And that’s where conversations can both meander and circle back upon themselves in the most unexpected ways and at the most unexpected times. I’ve met colleagues face-to-face for the first time by responding to their tweets during a session, and then seeking them out before any of us have a chance to leave a room at the end of a session—which, of course, leads to extensions of the conversations fostered by those facilitating the conference sessions we were attending. I’ve also had the wonderful opportunity to serendipitously pick up the threads of a conversation hours later when small groups of colleagues gather in those aforementioned hotel lounges and lobbies. Conversations occasionally extend over Twitter for several days after a conference formally ends, and can also continue as those of us who blog read and comment upon each other’s posted reflections on those blogs.

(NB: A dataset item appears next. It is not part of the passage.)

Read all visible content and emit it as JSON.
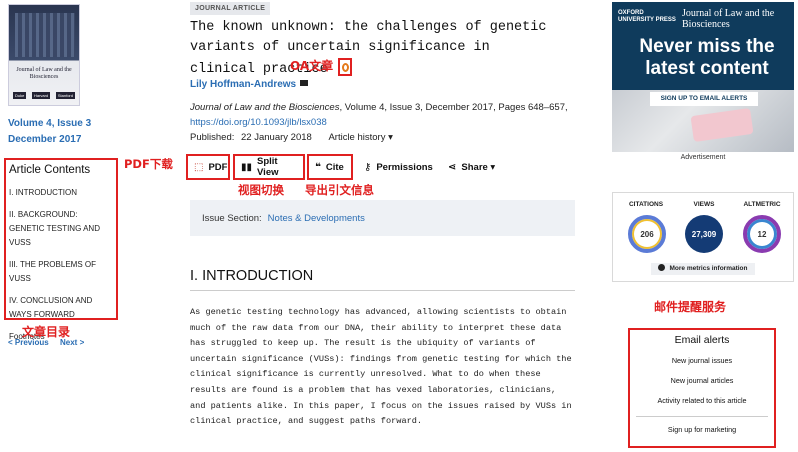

Coffee in a local shop

Coffee in a local shop

But today brought a wonderfully new and unexpected variation on the theme. Needing some time away from all those preconference conversations and preconference workshops, I decided to go offsite for the first half of the day to have brunch and visit one of Washington’s magnificent museums. As I was finishing brunch, I couldn’t resist the temptation to engage in what was going to be first of three check-ins to the conference Twitter feed throughout the day. And there it was: a colleague’s wonderful summary of high points from a three-hour workshop—which I was able to skim in less than 10 minutes, with a few additional minutes set aside to retweet a few comments I thought off-site colleagues might appreciate reading. After a couple of hours in the museum and a little more reading time in a local coffee shop, I made the quick cross-town trip back toward the conference hotel via Washington’s subway system, and planned to catch the shuttle that completes a circle between the hotel, the closest subway station, and the airport (which is only a very short distance from the hotel where we are staying) every 30 minutes.

The shuttle arrived as expected. What I hadn’t in any way anticipated was the discovery that the presenter from that morning preconference workshop was sitting across the aisle from me on the shuttle. So as he was heading back to the airport and I was planning on staying on the shuttle to return to the hotel, we had a few minutes to ride that circular route together while discussing his presentation, laugh over the idea that we didn’t have to send follow-up tweets (at least for the moment) to continue our conversation, and that his part of the circle that was taking him to the airport so wonderfully overlapped with part of my own circle back to the onsite conference conversation.

It may be months before we see each other face-to-face again. But already, as I capture this set of reflections late at night, I see the conversation extending further—along with the reach of the “conference site” via a follow-up email message he sent. And if he and I (and others here at the NMC 2015 Summer Conference) carry these extended-learning lessons back to our own learners, who can say when the conference will really end?


%d bloggers like this: